3.You can’t solve the problems in the Middle East unless you deal with the Palestinian problem.

As an example of this naiveté, Ross cited Richard Nixon’s overtures to Gamel Abdel Nasser, when Nasser was president of Egypt. By the late 1960s, not only had the Soviets completely rearmed Egypt following Israel’s devastating defeat of Egypt during the Six-Day War, for the first time ever, Soviet military personnel were stationed in a country outside the Soviet bloc.
Nixon decided to delay shipping Phantom jets to Israel in the hope that would impress Nasser to the point where Nasser would begin to cut his ties to the Soviets. That never happened, of course, and ever since, Ross suggested, successive American administrations should have learned that, for any Arab leader, his first priority is his own security and survival. “They never make their relationship with us dependent upon our relationship with Israel,” Ross observed.
In fact, Arab leaders don’t see Israel as a threat. Take the Saudi obsession with Iran, for instance, Ross said. No, Israel doesn’t even factor into discussions with most Arab countries, who are now preoccupied with their own internal problems or the threat posed by Iran. First and foremost, however, these Arab leaders want “America as their guarantor.” (And, if their perception is that American is failing in that role, they’ll look elsewhere, viz. Egypt’s recent rapprochement with Russia.)

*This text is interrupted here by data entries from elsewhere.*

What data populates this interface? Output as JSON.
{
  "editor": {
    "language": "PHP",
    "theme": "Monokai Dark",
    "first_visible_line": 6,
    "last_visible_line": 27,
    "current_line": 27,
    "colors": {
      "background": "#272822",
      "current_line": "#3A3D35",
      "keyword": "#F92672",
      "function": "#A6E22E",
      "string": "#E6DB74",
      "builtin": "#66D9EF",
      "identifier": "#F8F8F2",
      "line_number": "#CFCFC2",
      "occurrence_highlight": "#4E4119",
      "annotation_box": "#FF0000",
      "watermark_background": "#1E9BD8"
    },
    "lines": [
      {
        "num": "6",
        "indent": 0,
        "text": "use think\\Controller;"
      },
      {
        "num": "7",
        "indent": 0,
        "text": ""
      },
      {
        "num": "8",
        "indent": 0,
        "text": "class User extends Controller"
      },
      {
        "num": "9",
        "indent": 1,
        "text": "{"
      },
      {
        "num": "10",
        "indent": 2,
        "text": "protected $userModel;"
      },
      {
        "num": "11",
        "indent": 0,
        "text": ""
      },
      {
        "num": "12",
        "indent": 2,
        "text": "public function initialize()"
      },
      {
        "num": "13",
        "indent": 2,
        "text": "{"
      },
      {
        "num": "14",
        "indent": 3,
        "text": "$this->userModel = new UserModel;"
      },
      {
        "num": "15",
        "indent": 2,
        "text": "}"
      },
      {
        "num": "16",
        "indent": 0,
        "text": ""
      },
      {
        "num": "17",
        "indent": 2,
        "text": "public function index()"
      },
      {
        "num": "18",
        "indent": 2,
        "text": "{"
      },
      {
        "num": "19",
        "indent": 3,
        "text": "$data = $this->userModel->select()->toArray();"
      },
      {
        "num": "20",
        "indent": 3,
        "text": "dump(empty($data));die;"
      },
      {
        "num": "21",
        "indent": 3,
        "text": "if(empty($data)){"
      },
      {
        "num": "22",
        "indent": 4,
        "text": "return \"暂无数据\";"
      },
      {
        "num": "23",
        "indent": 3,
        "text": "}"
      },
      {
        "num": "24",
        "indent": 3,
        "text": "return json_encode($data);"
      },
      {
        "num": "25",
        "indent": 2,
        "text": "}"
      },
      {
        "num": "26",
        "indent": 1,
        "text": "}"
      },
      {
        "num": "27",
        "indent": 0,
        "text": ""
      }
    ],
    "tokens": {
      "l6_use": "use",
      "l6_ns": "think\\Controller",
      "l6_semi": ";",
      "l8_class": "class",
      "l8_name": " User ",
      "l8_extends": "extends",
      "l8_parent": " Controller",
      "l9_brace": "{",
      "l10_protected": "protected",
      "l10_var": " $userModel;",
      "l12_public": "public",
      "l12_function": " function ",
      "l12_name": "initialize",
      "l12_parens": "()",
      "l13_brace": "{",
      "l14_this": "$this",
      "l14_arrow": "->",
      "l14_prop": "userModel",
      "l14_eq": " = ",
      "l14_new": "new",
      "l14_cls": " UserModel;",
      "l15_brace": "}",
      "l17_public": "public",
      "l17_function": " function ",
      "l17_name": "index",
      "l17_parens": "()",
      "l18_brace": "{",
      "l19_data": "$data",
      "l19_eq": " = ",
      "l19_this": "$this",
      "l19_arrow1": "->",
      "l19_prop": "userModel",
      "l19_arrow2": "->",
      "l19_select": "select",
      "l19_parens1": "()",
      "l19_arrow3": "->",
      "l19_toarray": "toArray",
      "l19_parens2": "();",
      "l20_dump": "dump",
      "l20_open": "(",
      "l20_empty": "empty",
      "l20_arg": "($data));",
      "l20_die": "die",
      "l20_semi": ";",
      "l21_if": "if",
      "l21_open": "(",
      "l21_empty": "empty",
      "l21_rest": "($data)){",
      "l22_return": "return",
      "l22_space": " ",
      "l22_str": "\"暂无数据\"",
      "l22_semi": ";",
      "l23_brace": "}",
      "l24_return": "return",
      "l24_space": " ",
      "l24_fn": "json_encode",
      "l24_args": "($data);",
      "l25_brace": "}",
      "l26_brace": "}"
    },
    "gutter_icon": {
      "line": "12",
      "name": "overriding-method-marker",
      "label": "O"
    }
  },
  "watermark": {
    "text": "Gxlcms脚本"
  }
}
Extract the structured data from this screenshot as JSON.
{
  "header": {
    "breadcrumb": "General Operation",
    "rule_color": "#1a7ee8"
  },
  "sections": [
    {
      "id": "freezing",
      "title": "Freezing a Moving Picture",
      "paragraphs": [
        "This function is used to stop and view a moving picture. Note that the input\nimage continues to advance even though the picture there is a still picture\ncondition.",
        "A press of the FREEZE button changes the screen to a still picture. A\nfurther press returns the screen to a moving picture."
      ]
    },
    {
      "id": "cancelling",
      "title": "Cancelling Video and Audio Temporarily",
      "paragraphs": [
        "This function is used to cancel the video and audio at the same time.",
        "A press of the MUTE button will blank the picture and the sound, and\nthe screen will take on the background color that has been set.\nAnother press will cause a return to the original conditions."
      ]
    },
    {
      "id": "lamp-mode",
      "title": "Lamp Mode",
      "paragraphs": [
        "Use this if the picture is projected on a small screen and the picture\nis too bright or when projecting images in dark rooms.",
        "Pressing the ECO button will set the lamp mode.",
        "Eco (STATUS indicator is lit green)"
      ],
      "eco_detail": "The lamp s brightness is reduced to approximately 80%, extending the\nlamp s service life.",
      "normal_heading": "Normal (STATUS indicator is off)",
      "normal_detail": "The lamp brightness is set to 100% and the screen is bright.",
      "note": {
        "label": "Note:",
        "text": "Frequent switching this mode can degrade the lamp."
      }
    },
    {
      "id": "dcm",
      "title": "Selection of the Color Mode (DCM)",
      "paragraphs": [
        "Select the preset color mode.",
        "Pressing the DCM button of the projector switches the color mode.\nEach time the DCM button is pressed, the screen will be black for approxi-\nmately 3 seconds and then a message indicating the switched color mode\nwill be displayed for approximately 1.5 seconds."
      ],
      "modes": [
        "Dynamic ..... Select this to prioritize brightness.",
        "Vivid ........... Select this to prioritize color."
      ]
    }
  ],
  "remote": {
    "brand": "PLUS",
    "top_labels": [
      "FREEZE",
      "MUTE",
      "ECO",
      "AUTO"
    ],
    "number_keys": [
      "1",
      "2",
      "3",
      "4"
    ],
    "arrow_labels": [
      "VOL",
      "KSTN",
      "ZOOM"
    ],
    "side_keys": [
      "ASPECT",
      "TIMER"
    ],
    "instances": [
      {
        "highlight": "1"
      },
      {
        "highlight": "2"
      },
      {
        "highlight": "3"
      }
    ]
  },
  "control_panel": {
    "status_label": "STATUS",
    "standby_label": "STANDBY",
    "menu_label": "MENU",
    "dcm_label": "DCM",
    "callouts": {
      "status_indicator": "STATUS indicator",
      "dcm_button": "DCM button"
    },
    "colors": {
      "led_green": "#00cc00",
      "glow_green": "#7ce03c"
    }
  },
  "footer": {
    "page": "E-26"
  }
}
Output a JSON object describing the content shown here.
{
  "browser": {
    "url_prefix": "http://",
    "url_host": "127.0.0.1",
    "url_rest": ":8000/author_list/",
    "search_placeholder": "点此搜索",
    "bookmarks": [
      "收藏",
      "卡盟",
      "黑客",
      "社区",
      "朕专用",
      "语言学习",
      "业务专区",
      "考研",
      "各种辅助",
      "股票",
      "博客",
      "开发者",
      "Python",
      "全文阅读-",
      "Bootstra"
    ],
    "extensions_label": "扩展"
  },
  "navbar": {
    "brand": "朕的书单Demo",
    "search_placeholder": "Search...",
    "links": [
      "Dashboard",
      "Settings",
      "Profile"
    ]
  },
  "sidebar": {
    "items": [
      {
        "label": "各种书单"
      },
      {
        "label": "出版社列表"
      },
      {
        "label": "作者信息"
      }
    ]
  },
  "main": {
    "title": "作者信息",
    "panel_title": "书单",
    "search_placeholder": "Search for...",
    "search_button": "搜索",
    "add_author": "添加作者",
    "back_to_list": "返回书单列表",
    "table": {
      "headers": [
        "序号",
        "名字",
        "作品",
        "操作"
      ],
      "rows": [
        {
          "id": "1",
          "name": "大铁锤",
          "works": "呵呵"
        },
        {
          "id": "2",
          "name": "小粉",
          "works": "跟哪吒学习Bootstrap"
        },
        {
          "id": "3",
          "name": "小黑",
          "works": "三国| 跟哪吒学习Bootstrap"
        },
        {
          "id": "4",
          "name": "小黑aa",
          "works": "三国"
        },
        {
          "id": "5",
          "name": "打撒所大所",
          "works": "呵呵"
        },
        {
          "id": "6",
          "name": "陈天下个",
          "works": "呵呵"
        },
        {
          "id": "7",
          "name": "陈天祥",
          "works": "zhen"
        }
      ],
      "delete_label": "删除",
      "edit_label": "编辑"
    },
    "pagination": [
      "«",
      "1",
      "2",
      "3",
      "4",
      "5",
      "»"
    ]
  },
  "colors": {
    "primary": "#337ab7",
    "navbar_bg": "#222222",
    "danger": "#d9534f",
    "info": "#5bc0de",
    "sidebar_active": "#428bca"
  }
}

As for the Palestinian issue, while Ross rejected the notion that solving the Palestinian problem is the key to achieving peace in the Middle East, he did qualify his remarks, saying: “Don’t get me wrong. You’re looking at someone who’s spent the last 30 years trying to bring peace between Israelis and Palestinians – not because it’s going to bring peace to the Middle East, but because it’s the right thing to do.”
Concluding his remarks, Ross suggested that “the struggle in the Middle East is a struggle over identity – that’s what is going to characterize this region.”
“The relationship between Israel and the United States will continue to evolve,” Ross predicted, “through all its ups and downs, because Israel is the only democracy in the region – and that’s why the relationship is doomed to succeed.”

In the brief time allotted to questions, Ross focused in particular on the recently concluded deal with Iran.
Saying that he was “undecided” about the deal, Ross did say that, “if it’s enforced, it buys us 15 years, but after 15 years, it treats Iran as if it’s Japan or the Netherlands.”
Ross insisted that the U.S. should make it explicitly clear to Iran that Iran won’t be “able to produce highly enriched uranium after 15 years.”
Further, while Iran can be expected initially to abide by the terms of the agreement in order to have sanctions removed, the key to keeping Iran in check will be to “spell out the penalties for even minor transgressions” of the deal once sanctions are removed.
Finally, new sanctions should be imposed if, “after sanctions relief, Iran increases support for Hezbollah,” Ross insisted.
Yet, Ross admitted that, after Iran obtains sanctions relief for complying with the terms of the deal, it is an open question whether the “5 + 1” will be as vigilant in enforcing the remaining terms of the deal.
“The irony of this deal though,” Ross observed, “is that the Prime Minister of Israel was the most vocal opponent of the deal with Iran. Now he’s the most vociferous in favour of its enforcement.”
As for how a future U.S. administration might deal with a recalcitrant Iranian regime, Ross suggested that one way to that would be to arm Israel with the most sophisticated “bunker busting” bombs available, if Iran were perceived as, once again, pursuing acquisition of a nuclear weapon.
“Even if Iranians abide by the agreement along the margins, they’ll continue to make trouble in the region,” Ross warned. “Sending Israel bunker busters would send a clear message” to the Iranians that, even if the U.S. might not be prepared to take military action itself to prevent Iran from acquiring a nuclear weapon after the 15 year term of the agreement has expired, Israel wouldn’t hesitate to do so.” That, in itself, would be sufficient warning to Iran not to pursue a nuclear weapon even after 15 years, Ross suggested.

Add comment


Security code
Refresh